New York Magazine

Skip to content, or skip to search.

Skip to content, or skip to search.

Ask a Local: Andrew W.K.

A few weeks into the opening of his first nightlife venture, Santos Party House, party-hardy co-owner Andrew W.K. reflects on his decade plus in New York City: from Times Square swindlers to L train life lessons to the discovery of the greatest burger shop in the whole damn world.

ShareThis

Andrew W.K., probably thinking about Big Nick's.  

His first time: I visited with my dad when I was 13. I think there was something about New York that prompted my family to think about it as a boys’ trip. We stayed at the Gramercy Park Hotel. One thing I’ll give my dad credit for, we didn’t just stay at museums or in Midtown, we saw every area from the Financial District to Chinatown to the Lower East Side. It was completely mind-blowing.

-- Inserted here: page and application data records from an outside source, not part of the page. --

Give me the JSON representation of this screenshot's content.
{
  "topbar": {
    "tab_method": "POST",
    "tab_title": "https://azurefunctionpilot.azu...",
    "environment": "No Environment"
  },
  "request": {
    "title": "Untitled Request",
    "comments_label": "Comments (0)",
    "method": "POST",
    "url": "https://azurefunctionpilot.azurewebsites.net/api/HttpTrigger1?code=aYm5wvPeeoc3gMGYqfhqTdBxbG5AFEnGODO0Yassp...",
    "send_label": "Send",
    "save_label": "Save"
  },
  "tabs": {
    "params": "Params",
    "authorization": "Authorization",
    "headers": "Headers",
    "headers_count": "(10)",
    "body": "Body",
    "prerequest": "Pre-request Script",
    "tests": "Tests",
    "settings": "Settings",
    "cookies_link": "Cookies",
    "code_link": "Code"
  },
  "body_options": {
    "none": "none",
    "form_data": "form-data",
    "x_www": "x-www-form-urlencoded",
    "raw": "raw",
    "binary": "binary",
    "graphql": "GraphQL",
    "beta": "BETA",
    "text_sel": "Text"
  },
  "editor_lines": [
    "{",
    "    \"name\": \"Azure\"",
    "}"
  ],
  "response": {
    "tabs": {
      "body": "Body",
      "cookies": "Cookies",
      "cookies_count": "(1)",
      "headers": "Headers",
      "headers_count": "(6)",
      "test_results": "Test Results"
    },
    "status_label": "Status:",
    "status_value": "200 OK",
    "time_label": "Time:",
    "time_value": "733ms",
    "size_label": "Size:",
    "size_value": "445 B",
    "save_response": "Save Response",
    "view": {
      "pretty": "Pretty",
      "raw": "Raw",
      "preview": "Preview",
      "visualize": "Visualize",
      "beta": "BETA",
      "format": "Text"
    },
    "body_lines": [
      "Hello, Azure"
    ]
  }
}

Con artists and helicopters: I ended up in Greenpoint, on Jewel Street, between Nassau and Normand. My favorite thing to do, believe it or not, was to take the subway into Manhattan and hang out in all the areas that I remembered liking the most from my time with my dad, visiting. So I would spend most of my time in Times Square. My dad was conned out of $160 [by scalpers] when we tried to see Miss Saigon. I never saw the show, and I’m pretty disappointed about that. I heard it had a real helicopter in it, and that’s really what I wanted to see.

Broadway nights: The first musical I saw was Chicago with Casey Spooner, from Fischerspooner. I just saw Cry Baby, and I would highly recommend that. I also saw Spring Awakening when [my parents] came and visited.

When it's time to party: I’ve never been someone who’s really into going out. I would go out to see my friends play in bands, and for a long time, I felt that The Hook in Red Hook was the best sounding place, even though it was totally inconvenient to get to. I also really loved Irving Plaza. I saw Gary Numan play there on his really amazing Absolution tour in ’98.

Records and robbery: Coming to New York, I was blown away because Mondo Kim’s on St Mark’s was basically an entire store built out of what in [my hometown of] Ann Arbor would be designated to one or two small sections. I ended up working there. I got fired and got in a lot of trouble there, but it was also a very powerful experience. I got mugged during that time. Not at Kim’s but in the middle of the day at the Third Avenue L train stop. And once I was mugged, it stopped me from doing bad things and getting into trouble like I had been. But anyway…

The obsession: The place is called Big Nick’s [Burger and Pizza Joint]. One day my wife and I were walking up Broadway and we were in the mode where you’re very hungry and you’re very tired. We went in and the minute we crossed the threshold from being outside on the street to inside this place, it was like a revelation. It was like a physical, spiritual, emotional, psychological sensation. It was as though someone took me to a place I had dreamed about but I had forgotten that I had been having dreams about it. For me, Big Nick’s is as good as it gets.


Related:

  • Articles by Amos Barshad
  • From the May 28, 2008 issue of New York
Advertising
Current Issue
Subscribe to New York
Subscribe

Give a Gift

Advertising